> _RECORD SET_

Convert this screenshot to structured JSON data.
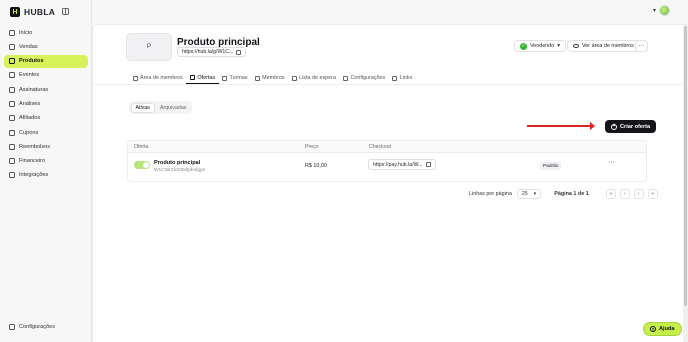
{
  "brand": {
    "name": "HUBLA",
    "logo_letter": "H"
  },
  "sidebar": {
    "items": [
      {
        "label": "Início",
        "icon": "home-icon"
      },
      {
        "label": "Vendas",
        "icon": "cart-icon"
      },
      {
        "label": "Produtos",
        "icon": "box-icon",
        "active": true
      },
      {
        "label": "Eventos",
        "icon": "calendar-icon"
      },
      {
        "label": "Assinaturas",
        "icon": "refresh-icon"
      },
      {
        "label": "Análises",
        "icon": "chart-icon"
      },
      {
        "label": "Afiliados",
        "icon": "users-icon"
      },
      {
        "label": "Cupons",
        "icon": "ticket-icon"
      },
      {
        "label": "Reembolsos",
        "icon": "refund-icon"
      },
      {
        "label": "Financeiro",
        "icon": "wallet-icon"
      },
      {
        "label": "Integrações",
        "icon": "plug-icon"
      }
    ],
    "settings": {
      "label": "Configurações",
      "icon": "gear-icon"
    }
  },
  "header": {
    "chevron": "▾"
  },
  "product": {
    "thumb_letter": "P",
    "title": "Produto principal",
    "url": "https://hub.la/g/W1C...",
    "status_label": "Vendendo",
    "members_label": "Ver área de membros",
    "more": "···"
  },
  "tabs": [
    {
      "label": "Área de membros",
      "icon": "layout-icon"
    },
    {
      "label": "Ofertas",
      "icon": "tag-icon",
      "active": true
    },
    {
      "label": "Turmas",
      "icon": "grid-icon"
    },
    {
      "label": "Membros",
      "icon": "users-icon"
    },
    {
      "label": "Lista de espera",
      "icon": "list-icon"
    },
    {
      "label": "Configurações",
      "icon": "gear-icon"
    },
    {
      "label": "Links",
      "icon": "link-icon"
    }
  ],
  "filter": {
    "active_label": "Ativas",
    "archived_label": "Arquivadas"
  },
  "create_offer_label": "Criar oferta",
  "table": {
    "headers": {
      "offer": "Oferta",
      "price": "Preço",
      "checkout": "Checkout"
    },
    "rows": [
      {
        "name": "Produto principal",
        "id": "W1CWrCkt2Ibi0pbvfgpn",
        "price": "R$ 10,00",
        "checkout": "https://pay.hub.la/W...",
        "badge": "Padrão",
        "more": "···",
        "enabled": true
      }
    ]
  },
  "pagination": {
    "rows_per_page_label": "Linhas por página",
    "rows_per_page": "25",
    "page_info": "Página 1 de 1",
    "first": "«",
    "prev": "‹",
    "next": "›",
    "last": "»"
  },
  "help_label": "Ajuda",
  "colors": {
    "accent": "#d7f25a",
    "primary_button": "#141518",
    "arrow": "#e02424",
    "status_ok": "#2eb82e"
  }
}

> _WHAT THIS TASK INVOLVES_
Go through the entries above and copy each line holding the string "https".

> _FINAL ANSWER_
    "url": "https://hub.la/g/W1C...",
        "checkout": "https://pay.hub.la/W...",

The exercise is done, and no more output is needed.